Like most things, it’s all about what your goals are. If your goal is to simply entertain people and maybe gain fun and experience, then producing content for free online is fine. If, however, you’re doing it to gain an audience or reputation that will carry you into something that will make money down the line, then I think you require a very different strategy. Putting it all out there, and then expecting people to continue to turn around and pay for it is a recipe for disappointment, even in the internet age. The better strategy is to do what any good drug dealer does- give the audience a hit, get them addicted, and then make them pay if they want more. (Of course, that strategy does have it’s problems, because if your drug isn’t addictive enough, then it will likely fail.)

In J.C.’s case, he might have been better served by releasing the first third of the story, and then putting the rest up for sale on Amazon in book form. The problem is, there wasn’t a Lulu.com when he started doing this, and he was a pioneer at finding out what worked and what didn’t. The canary in the coal mine, as it were. He didn’t have that kind of choice, and was hoping to use the podcast to attract buzz from a mainstream media publisher.

Of course, something to consider is- it worked. Despite 7th Son not selling, and despite his legions of fans having failed him in his darkest hour, J.C. podcasting his book did get it published, and not only that, it made him a name. Even if all his future books will be published and sold normally, the key point is, they will be published because he’s no longer a faceless manuscript sitting in the slush pile. J.C. is now lightyears ahead of tens of thousands of other authors in a highly competitive market, and has a very good chance of being a successful (paid) author in the future.

So, while J.C. might be somewhat bitter about the whole experience, I hope he considers that despite all the hard work, there really was a payoff- a big one. One I bet a lot of other struggling writers wish they had.

Digital Nation

PBS in the US aired a fascinating documentary called Digital Nation this week which everyone should watch, but especially teachers since a lot of it deals with the issues of how social media and the net are affecting the classroom and student behaviors.

I myself have long felt there needs to be a paradigm shift in the way we teach kids today, as the old system is becoming less and less effective.
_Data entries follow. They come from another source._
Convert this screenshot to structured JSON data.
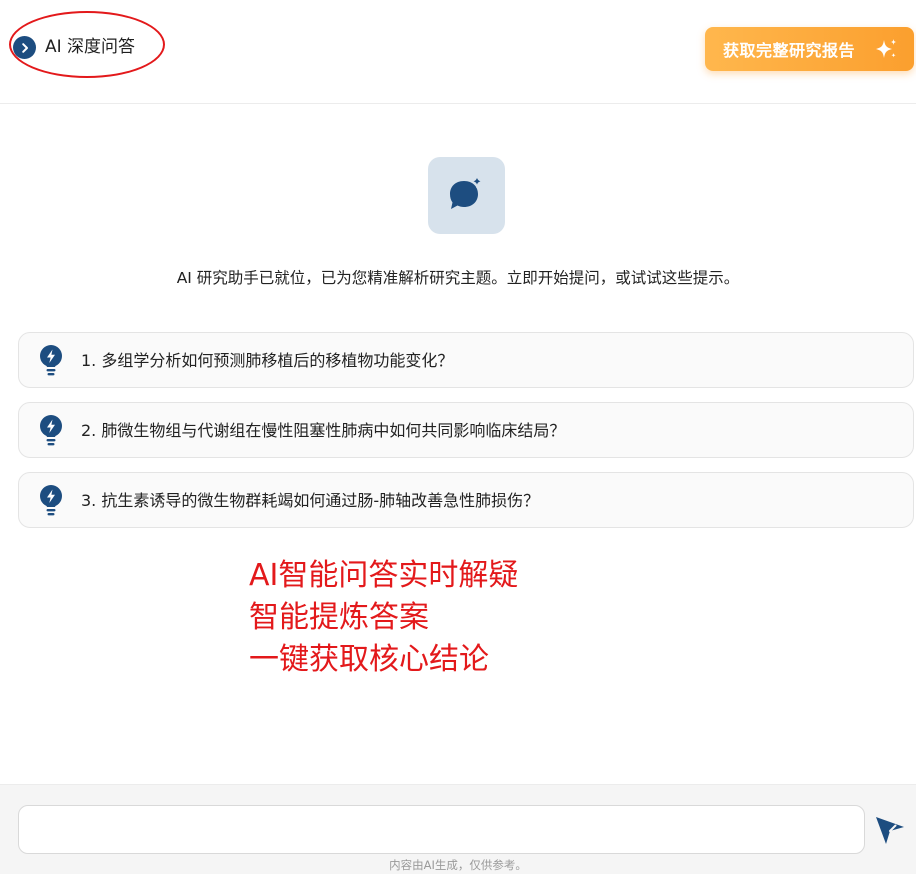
{
  "header": {
    "title": "AI 深度问答",
    "report_button_label": "获取完整研究报告"
  },
  "hero": {
    "welcome": "AI 研究助手已就位，已为您精准解析研究主题。立即开始提问，或试试这些提示。"
  },
  "suggestions": [
    {
      "text": "1. 多组学分析如何预测肺移植后的移植物功能变化？"
    },
    {
      "text": "2. 肺微生物组与代谢组在慢性阻塞性肺病中如何共同影响临床结局？"
    },
    {
      "text": "3. 抗生素诱导的微生物群耗竭如何通过肠-肺轴改善急性肺损伤？"
    }
  ],
  "annotation": {
    "lines": [
      "AI智能问答实时解疑",
      "智能提炼答案",
      "一键获取核心结论"
    ]
  },
  "input": {
    "value": "",
    "placeholder": ""
  },
  "footer": {
    "disclaimer": "内容由AI生成，仅供参考。"
  },
  "colors": {
    "accent_navy": "#1d4d80",
    "accent_orange": "#fb9f2e",
    "annotation_red": "#e3191b"
  },
  "icons": {
    "back": "chevron-right-icon",
    "sparkle": "sparkle-icon",
    "assistant": "chat-sparkle-icon",
    "suggestion": "lightbulb-icon",
    "send": "send-icon"
  }
}
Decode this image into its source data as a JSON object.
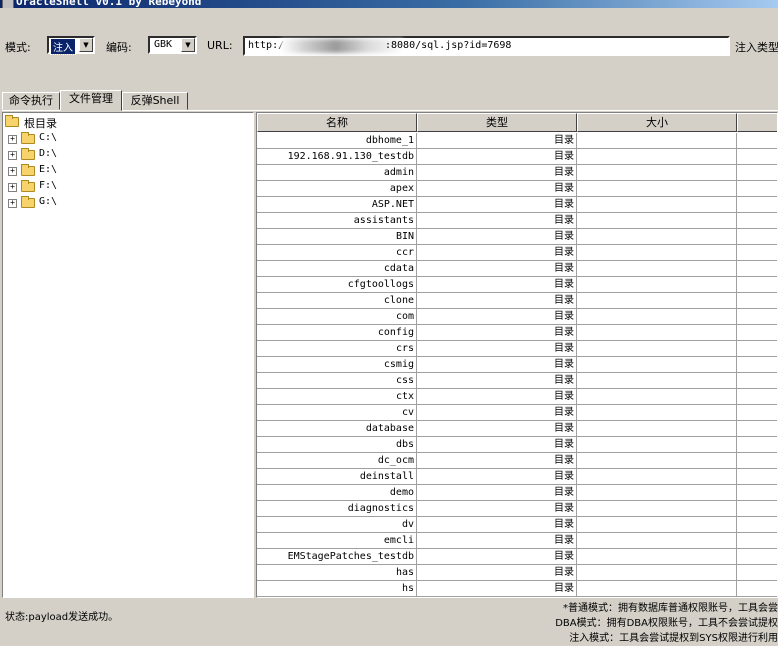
{
  "window": {
    "title": "OracleShell v0.1   by Rebeyond"
  },
  "toolbar": {
    "mode_label": "模式:",
    "mode_value": "注入",
    "encoding_label": "编码:",
    "encoding_value": "GBK",
    "url_label": "URL:",
    "url_prefix": "http:/",
    "url_suffix": ":8080/sql.jsp?id=7698",
    "inject_type_label": "注入类型"
  },
  "tabs": [
    {
      "label": "命令执行"
    },
    {
      "label": "文件管理"
    },
    {
      "label": "反弹Shell"
    }
  ],
  "tree": {
    "root": "根目录",
    "drives": [
      "C:\\",
      "D:\\",
      "E:\\",
      "F:\\",
      "G:\\"
    ]
  },
  "table": {
    "columns": [
      "名称",
      "类型",
      "大小"
    ],
    "rows": [
      [
        "dbhome_1",
        "目录",
        ""
      ],
      [
        "192.168.91.130_testdb",
        "目录",
        ""
      ],
      [
        "admin",
        "目录",
        ""
      ],
      [
        "apex",
        "目录",
        ""
      ],
      [
        "ASP.NET",
        "目录",
        ""
      ],
      [
        "assistants",
        "目录",
        ""
      ],
      [
        "BIN",
        "目录",
        ""
      ],
      [
        "ccr",
        "目录",
        ""
      ],
      [
        "cdata",
        "目录",
        ""
      ],
      [
        "cfgtoollogs",
        "目录",
        ""
      ],
      [
        "clone",
        "目录",
        ""
      ],
      [
        "com",
        "目录",
        ""
      ],
      [
        "config",
        "目录",
        ""
      ],
      [
        "crs",
        "目录",
        ""
      ],
      [
        "csmig",
        "目录",
        ""
      ],
      [
        "css",
        "目录",
        ""
      ],
      [
        "ctx",
        "目录",
        ""
      ],
      [
        "cv",
        "目录",
        ""
      ],
      [
        "database",
        "目录",
        ""
      ],
      [
        "dbs",
        "目录",
        ""
      ],
      [
        "dc_ocm",
        "目录",
        ""
      ],
      [
        "deinstall",
        "目录",
        ""
      ],
      [
        "demo",
        "目录",
        ""
      ],
      [
        "diagnostics",
        "目录",
        ""
      ],
      [
        "dv",
        "目录",
        ""
      ],
      [
        "emcli",
        "目录",
        ""
      ],
      [
        "EMStagePatches_testdb",
        "目录",
        ""
      ],
      [
        "has",
        "目录",
        ""
      ],
      [
        "hs",
        "目录",
        ""
      ]
    ]
  },
  "status": {
    "text": "状态:payload发送成功。"
  },
  "notes": [
    "*普通模式：拥有数据库普通权限账号，工具会尝",
    "DBA模式：拥有DBA权限账号，工具不会尝试提权",
    "注入模式：工具会尝试提权到SYS权限进行利用"
  ]
}
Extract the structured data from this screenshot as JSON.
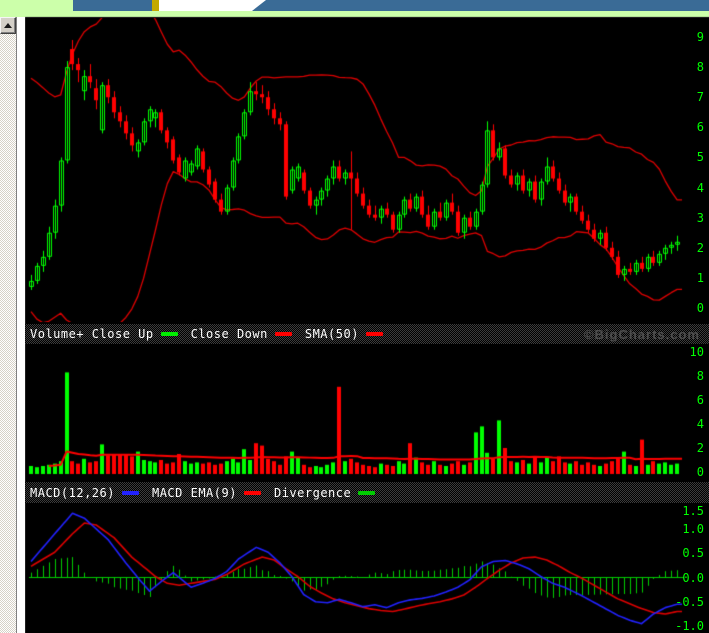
{
  "watermark": "©BigCharts.com",
  "legend_volume": {
    "items": [
      {
        "label": "Volume+ Close Up",
        "color": "#00ee00"
      },
      {
        "label": "Close Down",
        "color": "#ff0000"
      },
      {
        "label": "SMA(50)",
        "color": "#ff0000"
      }
    ]
  },
  "legend_macd": {
    "items": [
      {
        "label": "MACD(12,26)",
        "color": "#2222ff"
      },
      {
        "label": "MACD EMA(9)",
        "color": "#ff0000"
      },
      {
        "label": "Divergence",
        "color": "#00cc00"
      }
    ]
  },
  "colors": {
    "up": "#00ff00",
    "down": "#ff0000",
    "band": "#e00000",
    "volume_sma": "#ff0000",
    "macd_line": "#2222ff",
    "signal_line": "#dd0000",
    "histogram": "#00cc00",
    "zero_line": "#00cc00",
    "axis_text": "#00ff00",
    "panel_bg": "#000000",
    "strip_green": "#ccffaa",
    "tab_blue": "#3a6b96",
    "tab_yellow": "#c3a900"
  },
  "chart_data": [
    {
      "type": "candlestick",
      "title": "Price with Bollinger Bands",
      "ylim": [
        -0.4,
        9.55
      ],
      "yticks": [
        [
          9,
          "9"
        ],
        [
          8,
          "8"
        ],
        [
          7,
          "7"
        ],
        [
          6,
          "6"
        ],
        [
          5,
          "5"
        ],
        [
          4,
          "4"
        ],
        [
          3,
          "3"
        ],
        [
          2,
          "2"
        ],
        [
          1,
          "1"
        ],
        [
          0,
          "0"
        ]
      ],
      "grid": false,
      "bollinger": {
        "period": 20,
        "k": 2
      },
      "pre_closes": [
        6.5,
        6.2,
        5.8,
        5.2,
        4.5,
        3.8,
        3.0,
        2.4,
        1.8,
        1.2
      ],
      "candles": [
        [
          0.7,
          1.1,
          0.6,
          0.9
        ],
        [
          0.9,
          1.5,
          0.8,
          1.4
        ],
        [
          1.4,
          1.9,
          1.2,
          1.7
        ],
        [
          1.7,
          2.7,
          1.6,
          2.5
        ],
        [
          2.5,
          3.6,
          2.3,
          3.4
        ],
        [
          3.4,
          5.0,
          3.2,
          4.9
        ],
        [
          4.9,
          8.2,
          4.8,
          8.0
        ],
        [
          8.6,
          8.9,
          7.9,
          8.1
        ],
        [
          8.1,
          8.3,
          7.5,
          7.9
        ],
        [
          7.2,
          7.9,
          6.9,
          7.7
        ],
        [
          7.7,
          8.1,
          7.3,
          7.5
        ],
        [
          7.3,
          7.6,
          6.6,
          6.9
        ],
        [
          5.9,
          7.5,
          5.8,
          7.4
        ],
        [
          7.4,
          7.6,
          6.8,
          7.0
        ],
        [
          7.0,
          7.2,
          6.3,
          6.5
        ],
        [
          6.5,
          6.7,
          6.0,
          6.2
        ],
        [
          6.2,
          6.4,
          5.6,
          5.8
        ],
        [
          5.8,
          6.0,
          5.2,
          5.4
        ],
        [
          5.2,
          5.6,
          5.0,
          5.5
        ],
        [
          5.5,
          6.3,
          5.4,
          6.2
        ],
        [
          6.2,
          6.7,
          6.0,
          6.6
        ],
        [
          6.3,
          6.6,
          6.0,
          6.5
        ],
        [
          6.5,
          6.6,
          5.8,
          5.9
        ],
        [
          5.9,
          6.0,
          5.3,
          5.5
        ],
        [
          5.6,
          5.7,
          4.8,
          4.9
        ],
        [
          5.0,
          5.1,
          4.4,
          4.5
        ],
        [
          4.3,
          5.0,
          4.2,
          4.9
        ],
        [
          4.5,
          4.9,
          4.4,
          4.8
        ],
        [
          4.7,
          5.4,
          4.6,
          5.3
        ],
        [
          5.2,
          5.3,
          4.5,
          4.6
        ],
        [
          4.6,
          4.7,
          4.0,
          4.1
        ],
        [
          4.2,
          4.3,
          3.5,
          3.6
        ],
        [
          3.6,
          3.8,
          3.1,
          3.2
        ],
        [
          3.2,
          4.1,
          3.1,
          4.0
        ],
        [
          4.0,
          5.0,
          3.9,
          4.9
        ],
        [
          4.9,
          5.8,
          4.8,
          5.7
        ],
        [
          5.7,
          6.6,
          5.6,
          6.5
        ],
        [
          6.5,
          7.5,
          6.4,
          7.2
        ],
        [
          7.2,
          7.5,
          6.9,
          7.1
        ],
        [
          7.1,
          7.4,
          6.8,
          7.0
        ],
        [
          7.0,
          7.2,
          6.4,
          6.6
        ],
        [
          6.6,
          6.8,
          6.1,
          6.3
        ],
        [
          6.3,
          6.5,
          5.9,
          6.1
        ],
        [
          6.1,
          6.2,
          3.6,
          3.7
        ],
        [
          3.9,
          4.7,
          3.8,
          4.6
        ],
        [
          4.3,
          4.8,
          4.2,
          4.7
        ],
        [
          4.5,
          4.6,
          3.8,
          3.9
        ],
        [
          3.9,
          4.0,
          3.3,
          3.4
        ],
        [
          3.4,
          3.7,
          3.1,
          3.6
        ],
        [
          3.6,
          4.0,
          3.4,
          3.9
        ],
        [
          3.9,
          4.4,
          3.7,
          4.3
        ],
        [
          4.3,
          4.9,
          4.1,
          4.7
        ],
        [
          4.7,
          4.9,
          4.2,
          4.3
        ],
        [
          4.3,
          4.6,
          4.1,
          4.5
        ],
        [
          4.5,
          5.2,
          2.6,
          4.3
        ],
        [
          4.3,
          4.5,
          3.7,
          3.8
        ],
        [
          3.8,
          4.0,
          3.3,
          3.4
        ],
        [
          3.4,
          3.6,
          3.0,
          3.1
        ],
        [
          3.1,
          3.4,
          2.9,
          3.0
        ],
        [
          3.0,
          3.4,
          2.8,
          3.3
        ],
        [
          3.3,
          3.5,
          3.0,
          3.1
        ],
        [
          3.1,
          3.2,
          2.5,
          2.6
        ],
        [
          2.6,
          3.2,
          2.5,
          3.1
        ],
        [
          3.1,
          3.7,
          3.0,
          3.6
        ],
        [
          3.6,
          3.8,
          3.2,
          3.3
        ],
        [
          3.3,
          3.8,
          3.2,
          3.7
        ],
        [
          3.7,
          3.9,
          3.0,
          3.1
        ],
        [
          3.1,
          3.4,
          2.6,
          2.7
        ],
        [
          2.7,
          3.3,
          2.6,
          3.2
        ],
        [
          3.2,
          3.5,
          2.9,
          3.0
        ],
        [
          3.0,
          3.6,
          2.9,
          3.5
        ],
        [
          3.5,
          3.8,
          3.1,
          3.2
        ],
        [
          3.2,
          3.4,
          2.4,
          2.5
        ],
        [
          2.5,
          3.1,
          2.3,
          3.0
        ],
        [
          3.0,
          3.2,
          2.6,
          2.7
        ],
        [
          2.7,
          3.3,
          2.6,
          3.2
        ],
        [
          3.2,
          4.2,
          3.1,
          4.1
        ],
        [
          4.1,
          6.2,
          4.0,
          5.9
        ],
        [
          5.9,
          6.1,
          4.9,
          5.0
        ],
        [
          5.0,
          5.5,
          4.9,
          5.3
        ],
        [
          5.3,
          5.4,
          4.3,
          4.4
        ],
        [
          4.4,
          4.6,
          4.0,
          4.1
        ],
        [
          4.1,
          4.5,
          3.9,
          4.4
        ],
        [
          4.4,
          4.6,
          3.8,
          3.9
        ],
        [
          3.9,
          4.3,
          3.7,
          4.2
        ],
        [
          4.2,
          4.4,
          3.5,
          3.6
        ],
        [
          3.6,
          4.3,
          3.4,
          4.2
        ],
        [
          4.2,
          5.0,
          4.1,
          4.7
        ],
        [
          4.7,
          4.9,
          4.2,
          4.3
        ],
        [
          4.3,
          4.5,
          3.8,
          3.9
        ],
        [
          3.9,
          4.1,
          3.4,
          3.5
        ],
        [
          3.5,
          3.8,
          3.2,
          3.7
        ],
        [
          3.7,
          3.8,
          3.1,
          3.2
        ],
        [
          3.2,
          3.4,
          2.8,
          2.9
        ],
        [
          2.9,
          3.1,
          2.5,
          2.6
        ],
        [
          2.6,
          2.8,
          2.2,
          2.3
        ],
        [
          2.3,
          2.6,
          2.1,
          2.5
        ],
        [
          2.5,
          2.7,
          1.9,
          2.0
        ],
        [
          2.0,
          2.2,
          1.6,
          1.7
        ],
        [
          1.7,
          1.9,
          1.0,
          1.1
        ],
        [
          1.1,
          1.4,
          0.9,
          1.3
        ],
        [
          1.3,
          1.5,
          1.1,
          1.2
        ],
        [
          1.2,
          1.6,
          1.1,
          1.5
        ],
        [
          1.5,
          1.7,
          1.2,
          1.3
        ],
        [
          1.3,
          1.8,
          1.2,
          1.7
        ],
        [
          1.7,
          1.9,
          1.4,
          1.5
        ],
        [
          1.5,
          1.9,
          1.4,
          1.8
        ],
        [
          1.8,
          2.1,
          1.6,
          2.0
        ],
        [
          2.0,
          2.2,
          1.8,
          2.1
        ],
        [
          2.1,
          2.4,
          1.9,
          2.2
        ]
      ]
    },
    {
      "type": "bar",
      "title": "Volume+",
      "ylim": [
        0,
        10.7
      ],
      "yticks": [
        [
          10,
          "10"
        ],
        [
          8,
          "8"
        ],
        [
          6,
          "6"
        ],
        [
          4,
          "4"
        ],
        [
          2,
          "2"
        ],
        [
          0,
          "0"
        ]
      ],
      "grid": false,
      "sma_window": 50,
      "values": [
        0.5,
        0.4,
        0.5,
        0.6,
        0.7,
        0.9,
        8.3,
        0.9,
        0.7,
        1.1,
        0.8,
        0.9,
        2.3,
        1.4,
        1.5,
        1.5,
        1.5,
        1.3,
        1.7,
        1.0,
        0.9,
        0.8,
        1.0,
        0.7,
        0.8,
        1.5,
        0.9,
        0.7,
        0.8,
        0.7,
        0.8,
        0.6,
        0.7,
        0.9,
        1.1,
        0.8,
        1.9,
        1.0,
        2.4,
        2.2,
        1.1,
        0.9,
        0.6,
        1.3,
        1.7,
        1.2,
        0.6,
        0.4,
        0.5,
        0.4,
        0.6,
        0.8,
        7.1,
        0.9,
        1.1,
        0.8,
        0.6,
        0.5,
        0.4,
        0.7,
        0.6,
        0.5,
        0.9,
        0.7,
        2.4,
        1.2,
        0.8,
        0.6,
        0.9,
        0.6,
        0.5,
        0.7,
        0.9,
        0.6,
        0.8,
        3.3,
        3.8,
        1.6,
        1.1,
        4.3,
        2.0,
        0.9,
        0.8,
        1.0,
        0.7,
        1.2,
        0.8,
        1.2,
        0.9,
        1.3,
        0.8,
        0.7,
        0.9,
        0.6,
        0.8,
        0.6,
        0.5,
        0.7,
        0.9,
        1.1,
        1.7,
        0.6,
        0.5,
        2.7,
        0.6,
        0.9,
        0.7,
        0.8,
        0.6,
        0.7
      ]
    },
    {
      "type": "line+histogram",
      "title": "MACD",
      "series_names": [
        "MACD(12,26)",
        "MACD EMA(9)",
        "Divergence"
      ],
      "ylim": [
        -1.15,
        1.51
      ],
      "yticks": [
        [
          1.5,
          "1.5"
        ],
        [
          1.0,
          "1.0"
        ],
        [
          0.5,
          "0.5"
        ],
        [
          0.0,
          "0.0"
        ],
        [
          -0.5,
          "-0.5"
        ],
        [
          -1.0,
          "-1.0"
        ]
      ],
      "grid": false,
      "macd_keys": [
        [
          0,
          0.33
        ],
        [
          4,
          0.9
        ],
        [
          7,
          1.32
        ],
        [
          9,
          1.22
        ],
        [
          13,
          0.78
        ],
        [
          16,
          0.3
        ],
        [
          18,
          0.0
        ],
        [
          20,
          -0.28
        ],
        [
          22,
          -0.08
        ],
        [
          24,
          0.1
        ],
        [
          25,
          0.0
        ],
        [
          27,
          -0.2
        ],
        [
          29,
          -0.12
        ],
        [
          31,
          -0.02
        ],
        [
          33,
          0.12
        ],
        [
          35,
          0.38
        ],
        [
          38,
          0.62
        ],
        [
          40,
          0.52
        ],
        [
          42,
          0.3
        ],
        [
          44,
          0.02
        ],
        [
          46,
          -0.35
        ],
        [
          48,
          -0.5
        ],
        [
          50,
          -0.52
        ],
        [
          52,
          -0.45
        ],
        [
          54,
          -0.52
        ],
        [
          56,
          -0.6
        ],
        [
          58,
          -0.56
        ],
        [
          60,
          -0.62
        ],
        [
          62,
          -0.52
        ],
        [
          64,
          -0.46
        ],
        [
          66,
          -0.43
        ],
        [
          68,
          -0.38
        ],
        [
          70,
          -0.3
        ],
        [
          72,
          -0.2
        ],
        [
          74,
          -0.05
        ],
        [
          76,
          0.22
        ],
        [
          78,
          0.33
        ],
        [
          80,
          0.35
        ],
        [
          82,
          0.28
        ],
        [
          84,
          0.18
        ],
        [
          86,
          0.02
        ],
        [
          88,
          -0.12
        ],
        [
          90,
          -0.2
        ],
        [
          93,
          -0.38
        ],
        [
          96,
          -0.58
        ],
        [
          99,
          -0.78
        ],
        [
          101,
          -0.88
        ],
        [
          103,
          -0.95
        ],
        [
          105,
          -0.75
        ],
        [
          107,
          -0.62
        ],
        [
          109,
          -0.55
        ]
      ],
      "signal_keys": [
        [
          0,
          0.23
        ],
        [
          4,
          0.52
        ],
        [
          7,
          0.9
        ],
        [
          9,
          1.12
        ],
        [
          11,
          1.08
        ],
        [
          14,
          0.82
        ],
        [
          17,
          0.42
        ],
        [
          21,
          0.02
        ],
        [
          23,
          -0.12
        ],
        [
          25,
          -0.16
        ],
        [
          28,
          -0.1
        ],
        [
          31,
          -0.04
        ],
        [
          33,
          0.06
        ],
        [
          36,
          0.28
        ],
        [
          39,
          0.42
        ],
        [
          41,
          0.36
        ],
        [
          43,
          0.18
        ],
        [
          45,
          0.02
        ],
        [
          47,
          -0.18
        ],
        [
          49,
          -0.32
        ],
        [
          51,
          -0.44
        ],
        [
          53,
          -0.52
        ],
        [
          55,
          -0.58
        ],
        [
          57,
          -0.64
        ],
        [
          59,
          -0.68
        ],
        [
          61,
          -0.7
        ],
        [
          63,
          -0.65
        ],
        [
          65,
          -0.59
        ],
        [
          67,
          -0.54
        ],
        [
          69,
          -0.5
        ],
        [
          71,
          -0.44
        ],
        [
          73,
          -0.36
        ],
        [
          75,
          -0.2
        ],
        [
          77,
          -0.02
        ],
        [
          79,
          0.15
        ],
        [
          81,
          0.3
        ],
        [
          83,
          0.4
        ],
        [
          85,
          0.42
        ],
        [
          87,
          0.36
        ],
        [
          89,
          0.24
        ],
        [
          91,
          0.1
        ],
        [
          93,
          -0.02
        ],
        [
          95,
          -0.16
        ],
        [
          97,
          -0.3
        ],
        [
          99,
          -0.44
        ],
        [
          101,
          -0.54
        ],
        [
          103,
          -0.64
        ],
        [
          105,
          -0.72
        ],
        [
          107,
          -0.75
        ],
        [
          109,
          -0.7
        ]
      ]
    }
  ]
}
That said, as this excellent documentary shows the over-stimulation provided by constantly being in touch with the world is actually harming students and their performance in some ways as well, so we need to be careful about how we go about this.

For example, today’s kids tend to be chronic multitaskers, something that isn’t helping them or their ability to focus or get their work done. They think they can handle it, but as this documentary proves, they clearly can’t. So give it a watch: